### AIM OF THE EXERCISE
Give a verbatim copy of the data, leaving the pictures out.

### DATA TO USE
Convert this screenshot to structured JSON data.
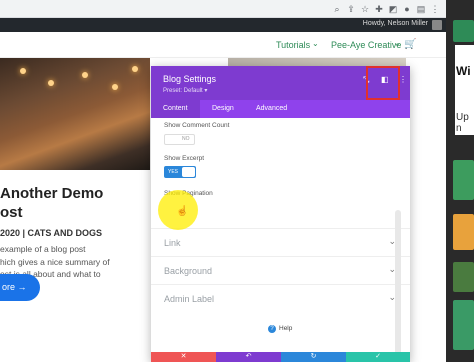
{
  "admin_bar": {
    "howdy": "Howdy, Nelson Miller"
  },
  "nav": {
    "items": [
      {
        "label": "Tutorials",
        "chevron": "⌄"
      },
      {
        "label": "Pee-Aye Creative",
        "chevron": "⌄"
      }
    ],
    "cart_icon": "cart-icon"
  },
  "post": {
    "title": "Another Demo Post",
    "title_visible": "Another Demo\nost",
    "meta": "2020 | CATS AND DOGS",
    "excerpt": "example of a blog post\nhich gives a nice summary of\nost is all about and what to",
    "read_more": "ore →"
  },
  "modal": {
    "title": "Blog Settings",
    "preset": "Preset: Default ▾",
    "tabs": [
      "Content",
      "Design",
      "Advanced"
    ],
    "options": [
      {
        "label": "Show Comment Count",
        "state": "NO"
      },
      {
        "label": "Show Excerpt",
        "state": "YES"
      },
      {
        "label": "Show Pagination"
      }
    ],
    "sections": [
      "Link",
      "Background",
      "Admin Label"
    ],
    "help": "Help",
    "footer_buttons": [
      {
        "label": "✕",
        "color": "#ef5555"
      },
      {
        "label": "↶",
        "color": "#7e3bd0"
      },
      {
        "label": "↻",
        "color": "#2b87da"
      },
      {
        "label": "✓",
        "color": "#29c4a9"
      }
    ]
  },
  "right_strip": {
    "labels": [
      "Wi",
      "Up n"
    ]
  },
  "colors": {
    "accent_purple": "#7e3bd0",
    "tab_purple": "#8f42ec",
    "toggle_blue": "#2b87da",
    "nav_green": "#2e8b57",
    "highlight_red": "#e0302e"
  }
}
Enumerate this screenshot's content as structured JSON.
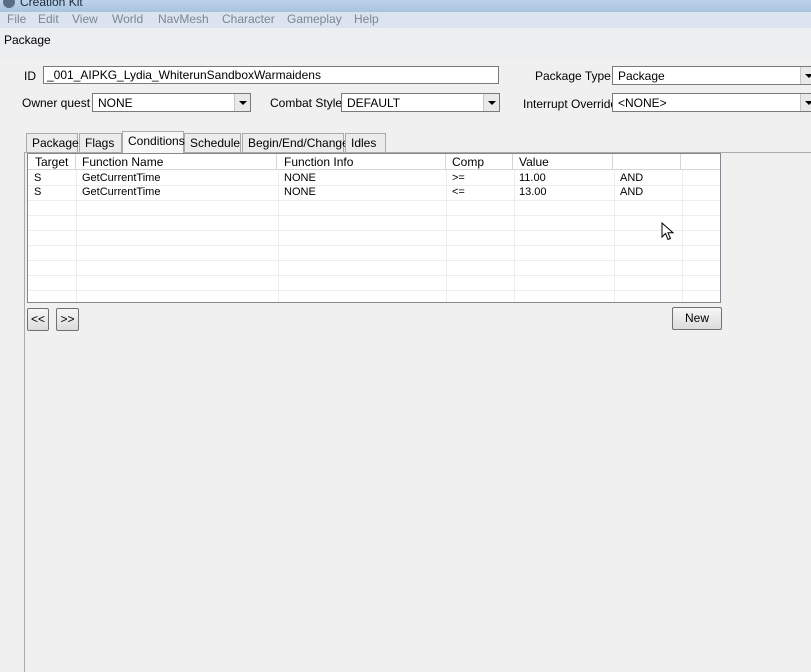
{
  "app": {
    "title": "Creation Kit",
    "menu": [
      "File",
      "Edit",
      "View",
      "World",
      "NavMesh",
      "Character",
      "Gameplay",
      "Help"
    ]
  },
  "dialog": {
    "title": "Package",
    "id_label": "ID",
    "id_value": "_001_AIPKG_Lydia_WhiterunSandboxWarmaidens",
    "package_type_label": "Package Type",
    "package_type_value": "Package",
    "owner_quest_label": "Owner quest",
    "owner_quest_value": "NONE",
    "combat_style_label": "Combat Style",
    "combat_style_value": "DEFAULT",
    "interrupt_override_label": "Interrupt Override",
    "interrupt_override_value": "<NONE>"
  },
  "tabs": [
    {
      "label": "Package"
    },
    {
      "label": "Flags"
    },
    {
      "label": "Conditions"
    },
    {
      "label": "Schedule"
    },
    {
      "label": "Begin/End/Change"
    },
    {
      "label": "Idles"
    }
  ],
  "active_tab": "Conditions",
  "conditions": {
    "columns": [
      "Target",
      "Function Name",
      "Function Info",
      "Comp",
      "Value",
      ""
    ],
    "rows": [
      [
        "S",
        "GetCurrentTime",
        "NONE",
        ">=",
        "11.00",
        "AND"
      ],
      [
        "S",
        "GetCurrentTime",
        "NONE",
        "<=",
        "13.00",
        "AND"
      ]
    ]
  },
  "buttons": {
    "prev": "<<",
    "next": ">>",
    "new": "New"
  },
  "icons": [
    "app-icon",
    "cursor-arrow-icon",
    "dropdown-arrow-icon"
  ]
}
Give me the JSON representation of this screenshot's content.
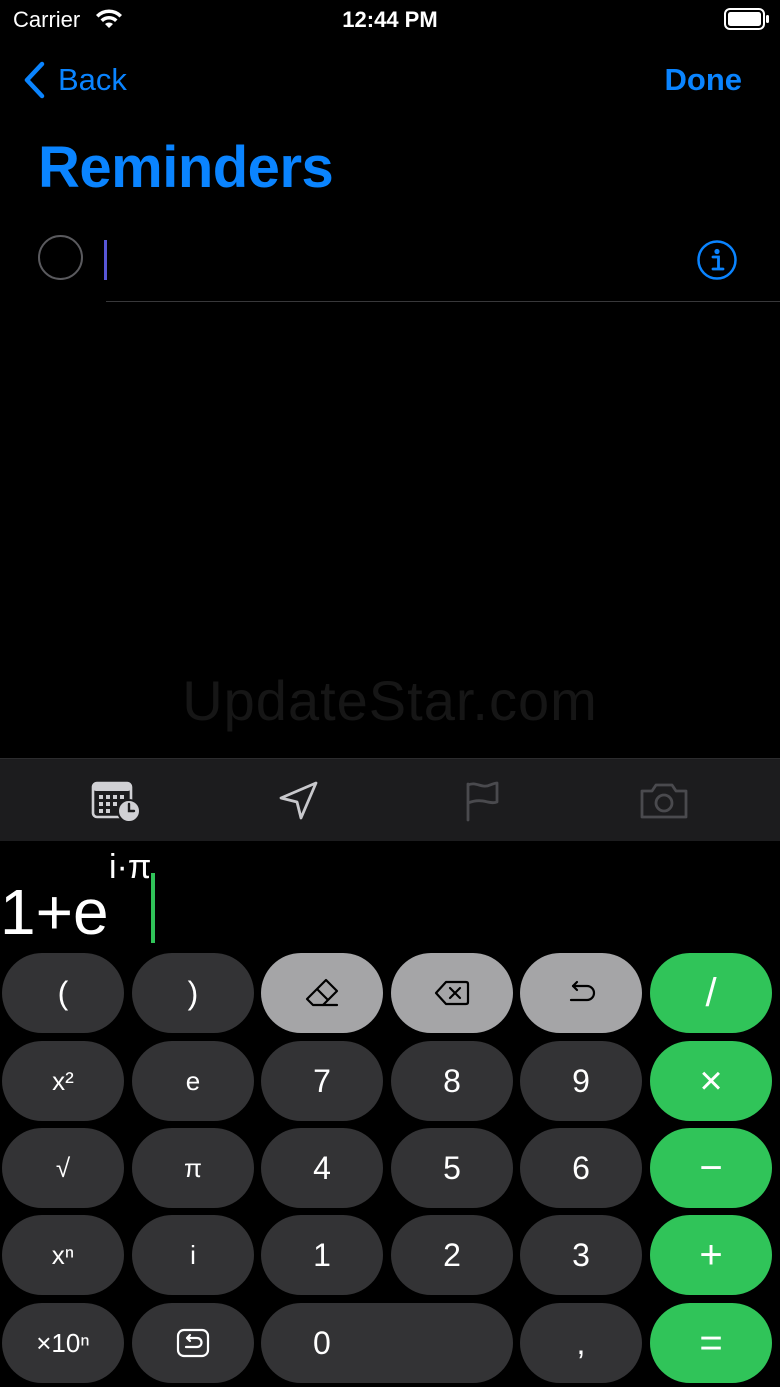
{
  "status_bar": {
    "carrier": "Carrier",
    "time": "12:44 PM"
  },
  "nav": {
    "back_label": "Back",
    "done_label": "Done"
  },
  "page": {
    "title": "Reminders"
  },
  "reminder": {
    "text": "",
    "info_icon": "info-icon"
  },
  "watermark": "UpdateStar.com",
  "toolbar": {
    "icons": [
      "calendar-clock-icon",
      "location-arrow-icon",
      "flag-icon",
      "camera-icon"
    ]
  },
  "calculator": {
    "expression_base": "1+e",
    "expression_exponent": "i·π",
    "keys": {
      "open_paren": "(",
      "close_paren": ")",
      "x_squared": "x²",
      "e": "e",
      "seven": "7",
      "eight": "8",
      "nine": "9",
      "multiply": "×",
      "sqrt": "√",
      "pi": "π",
      "four": "4",
      "five": "5",
      "six": "6",
      "minus": "−",
      "x_power_n": "xⁿ",
      "i": "i",
      "one": "1",
      "two": "2",
      "three": "3",
      "plus": "+",
      "times_ten_n": "×10ⁿ",
      "zero": "0",
      "comma": ",",
      "equals": "=",
      "divide": "/"
    },
    "colors": {
      "operator": "#30c459",
      "function": "#a5a5a7",
      "digit": "#333335",
      "accent": "#0a84ff"
    }
  }
}
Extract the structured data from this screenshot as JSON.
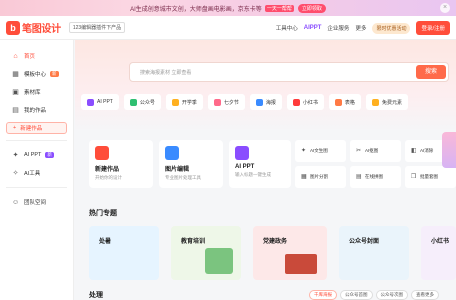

### EXERCISE ANSWER
Convert this screenshot to structured JSON data.
{
  "admin_bar": {
    "howdy": "Howdy, Nelson Miller"
  },
  "nav": {
    "items": [
      {
        "label": "Tutorials",
        "chevron": "⌄"
      },
      {
        "label": "Pee-Aye Creative",
        "chevron": "⌄"
      }
    ],
    "cart_icon": "cart-icon"
  },
  "post": {
    "title": "Another Demo Post",
    "title_visible": "Another Demo\nost",
    "meta": "2020 | CATS AND DOGS",
    "excerpt": "example of a blog post\nhich gives a nice summary of\nost is all about and what to",
    "read_more": "ore →"
  },
  "modal": {
    "title": "Blog Settings",
    "preset": "Preset: Default ▾",
    "tabs": [
      "Content",
      "Design",
      "Advanced"
    ],
    "options": [
      {
        "label": "Show Comment Count",
        "state": "NO"
      },
      {
        "label": "Show Excerpt",
        "state": "YES"
      },
      {
        "label": "Show Pagination"
      }
    ],
    "sections": [
      "Link",
      "Background",
      "Admin Label"
    ],
    "help": "Help",
    "footer_buttons": [
      {
        "label": "✕",
        "color": "#ef5555"
      },
      {
        "label": "↶",
        "color": "#7e3bd0"
      },
      {
        "label": "↻",
        "color": "#2b87da"
      },
      {
        "label": "✓",
        "color": "#29c4a9"
      }
    ]
  },
  "right_strip": {
    "labels": [
      "Wi",
      "Up n"
    ]
  },
  "colors": {
    "accent_purple": "#7e3bd0",
    "tab_purple": "#8f42ec",
    "toggle_blue": "#2b87da",
    "nav_green": "#2e8b57",
    "highlight_red": "#e0302e"
  }
}
Enumerate this screenshot's content as structured JSON.
{
  "app": {
    "title": "Creation Kit",
    "menu": [
      "File",
      "Edit",
      "View",
      "World",
      "NavMesh",
      "Character",
      "Gameplay",
      "Help"
    ]
  },
  "dialog": {
    "title": "Package",
    "id_label": "ID",
    "id_value": "_001_AIPKG_Lydia_WhiterunSandboxWarmaidens",
    "package_type_label": "Package Type",
    "package_type_value": "Package",
    "owner_quest_label": "Owner quest",
    "owner_quest_value": "NONE",
    "combat_style_label": "Combat Style",
    "combat_style_value": "DEFAULT",
    "interrupt_override_label": "Interrupt Override",
    "interrupt_override_value": "<NONE>"
  },
  "tabs": [
    {
      "label": "Package"
    },
    {
      "label": "Flags"
    },
    {
      "label": "Conditions"
    },
    {
      "label": "Schedule"
    },
    {
      "label": "Begin/End/Change"
    },
    {
      "label": "Idles"
    }
  ],
  "active_tab": "Conditions",
  "conditions": {
    "columns": [
      "Target",
      "Function Name",
      "Function Info",
      "Comp",
      "Value",
      ""
    ],
    "rows": [
      [
        "S",
        "GetCurrentTime",
        "NONE",
        ">=",
        "11.00",
        "AND"
      ],
      [
        "S",
        "GetCurrentTime",
        "NONE",
        "<=",
        "13.00",
        "AND"
      ]
    ]
  },
  "buttons": {
    "prev": "<<",
    "next": ">>",
    "new": "New"
  },
  "icons": [
    "app-icon",
    "cursor-arrow-icon",
    "dropdown-arrow-icon"
  ]
}
Give me the JSON representation of this screenshot's content.
{
  "status_bar": {
    "carrier": "Carrier",
    "time": "12:44 PM"
  },
  "nav": {
    "back_label": "Back",
    "done_label": "Done"
  },
  "page": {
    "title": "Reminders"
  },
  "reminder": {
    "text": "",
    "info_icon": "info-icon"
  },
  "watermark": "UpdateStar.com",
  "toolbar": {
    "icons": [
      "calendar-clock-icon",
      "location-arrow-icon",
      "flag-icon",
      "camera-icon"
    ]
  },
  "calculator": {
    "expression_base": "1+e",
    "expression_exponent": "i·π",
    "keys": {
      "open_paren": "(",
      "close_paren": ")",
      "x_squared": "x²",
      "e": "e",
      "seven": "7",
      "eight": "8",
      "nine": "9",
      "multiply": "×",
      "sqrt": "√",
      "pi": "π",
      "four": "4",
      "five": "5",
      "six": "6",
      "minus": "−",
      "x_power_n": "xⁿ",
      "i": "i",
      "one": "1",
      "two": "2",
      "three": "3",
      "plus": "+",
      "times_ten_n": "×10ⁿ",
      "zero": "0",
      "comma": ",",
      "equals": "=",
      "divide": "/"
    },
    "colors": {
      "operator": "#30c459",
      "function": "#a5a5a7",
      "digit": "#333335",
      "accent": "#0a84ff"
    }
  }
}
Extract the structured data from this screenshot as JSON.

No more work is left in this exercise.